Leave out all images and set down the records exactly as given.

══ Material shown

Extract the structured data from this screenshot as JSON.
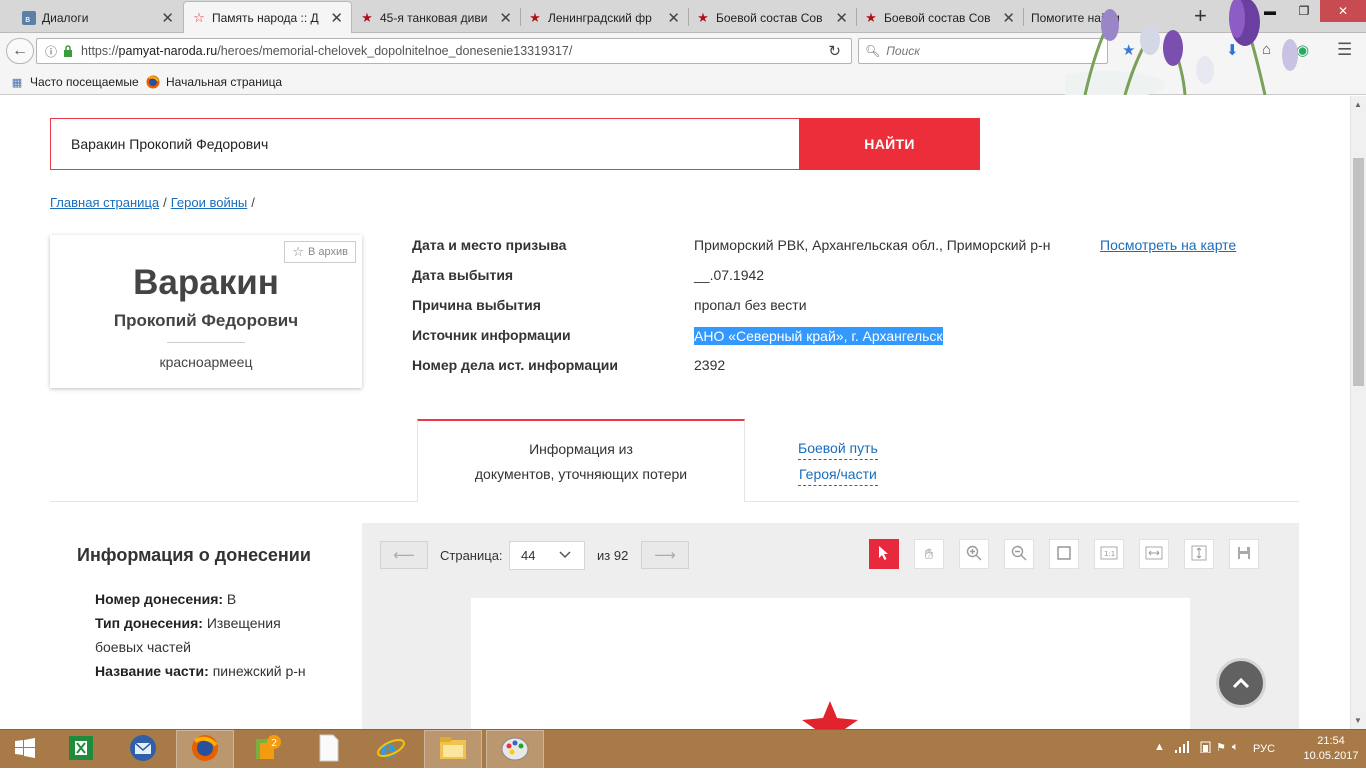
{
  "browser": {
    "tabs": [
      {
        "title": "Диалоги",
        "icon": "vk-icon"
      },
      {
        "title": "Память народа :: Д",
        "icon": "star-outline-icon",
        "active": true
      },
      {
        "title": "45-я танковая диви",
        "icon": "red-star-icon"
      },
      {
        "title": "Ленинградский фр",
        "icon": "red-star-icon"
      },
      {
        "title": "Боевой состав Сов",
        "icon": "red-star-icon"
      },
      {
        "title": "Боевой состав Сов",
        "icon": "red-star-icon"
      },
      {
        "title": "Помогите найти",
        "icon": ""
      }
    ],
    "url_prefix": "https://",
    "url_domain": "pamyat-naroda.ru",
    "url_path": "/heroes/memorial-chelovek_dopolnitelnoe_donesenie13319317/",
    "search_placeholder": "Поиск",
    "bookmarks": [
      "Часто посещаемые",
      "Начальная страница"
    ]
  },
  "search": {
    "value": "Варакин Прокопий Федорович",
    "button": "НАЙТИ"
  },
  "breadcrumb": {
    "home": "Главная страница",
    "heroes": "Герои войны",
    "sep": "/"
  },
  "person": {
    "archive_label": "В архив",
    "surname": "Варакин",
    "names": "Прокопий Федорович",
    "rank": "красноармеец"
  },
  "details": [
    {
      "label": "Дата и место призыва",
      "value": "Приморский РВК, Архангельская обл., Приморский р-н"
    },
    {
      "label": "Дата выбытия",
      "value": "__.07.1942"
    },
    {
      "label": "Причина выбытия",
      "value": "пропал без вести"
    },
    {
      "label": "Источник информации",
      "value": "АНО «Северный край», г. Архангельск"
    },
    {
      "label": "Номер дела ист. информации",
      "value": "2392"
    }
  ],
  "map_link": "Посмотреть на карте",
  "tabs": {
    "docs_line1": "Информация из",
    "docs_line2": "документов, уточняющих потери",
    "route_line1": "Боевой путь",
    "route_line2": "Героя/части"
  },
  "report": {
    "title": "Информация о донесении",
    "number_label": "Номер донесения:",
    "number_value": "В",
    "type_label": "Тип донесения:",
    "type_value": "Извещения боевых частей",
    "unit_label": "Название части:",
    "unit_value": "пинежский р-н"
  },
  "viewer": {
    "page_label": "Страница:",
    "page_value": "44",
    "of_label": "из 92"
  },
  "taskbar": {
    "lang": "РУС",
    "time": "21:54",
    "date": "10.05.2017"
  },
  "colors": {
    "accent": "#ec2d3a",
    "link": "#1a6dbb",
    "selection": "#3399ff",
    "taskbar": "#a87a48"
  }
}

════

Written reply ::
Extract the structured data from this screenshot as JSON.
{
  "browser": {
    "tabs": [
      {
        "title": "Диалоги",
        "icon": "vk-icon"
      },
      {
        "title": "Память народа :: Д",
        "icon": "star-outline-icon",
        "active": true
      },
      {
        "title": "45-я танковая диви",
        "icon": "red-star-icon"
      },
      {
        "title": "Ленинградский фр",
        "icon": "red-star-icon"
      },
      {
        "title": "Боевой состав Сов",
        "icon": "red-star-icon"
      },
      {
        "title": "Боевой состав Сов",
        "icon": "red-star-icon"
      },
      {
        "title": "Помогите найти",
        "icon": ""
      }
    ],
    "url_prefix": "https://",
    "url_domain": "pamyat-naroda.ru",
    "url_path": "/heroes/memorial-chelovek_dopolnitelnoe_donesenie13319317/",
    "search_placeholder": "Поиск",
    "bookmarks": [
      "Часто посещаемые",
      "Начальная страница"
    ]
  },
  "search": {
    "value": "Варакин Прокопий Федорович",
    "button": "НАЙТИ"
  },
  "breadcrumb": {
    "home": "Главная страница",
    "heroes": "Герои войны",
    "sep": "/"
  },
  "person": {
    "archive_label": "В архив",
    "surname": "Варакин",
    "names": "Прокопий Федорович",
    "rank": "красноармеец"
  },
  "details": [
    {
      "label": "Дата и место призыва",
      "value": "Приморский РВК, Архангельская обл., Приморский р-н"
    },
    {
      "label": "Дата выбытия",
      "value": "__.07.1942"
    },
    {
      "label": "Причина выбытия",
      "value": "пропал без вести"
    },
    {
      "label": "Источник информации",
      "value": "АНО «Северный край», г. Архангельск"
    },
    {
      "label": "Номер дела ист. информации",
      "value": "2392"
    }
  ],
  "map_link": "Посмотреть на карте",
  "tabs": {
    "docs_line1": "Информация из",
    "docs_line2": "документов, уточняющих потери",
    "route_line1": "Боевой путь",
    "route_line2": "Героя/части"
  },
  "report": {
    "title": "Информация о донесении",
    "number_label": "Номер донесения:",
    "number_value": "В",
    "type_label": "Тип донесения:",
    "type_value": "Извещения боевых частей",
    "unit_label": "Название части:",
    "unit_value": "пинежский р-н"
  },
  "viewer": {
    "page_label": "Страница:",
    "page_value": "44",
    "of_label": "из 92"
  },
  "taskbar": {
    "lang": "РУС",
    "time": "21:54",
    "date": "10.05.2017"
  },
  "colors": {
    "accent": "#ec2d3a",
    "link": "#1a6dbb",
    "selection": "#3399ff",
    "taskbar": "#a87a48"
  }
}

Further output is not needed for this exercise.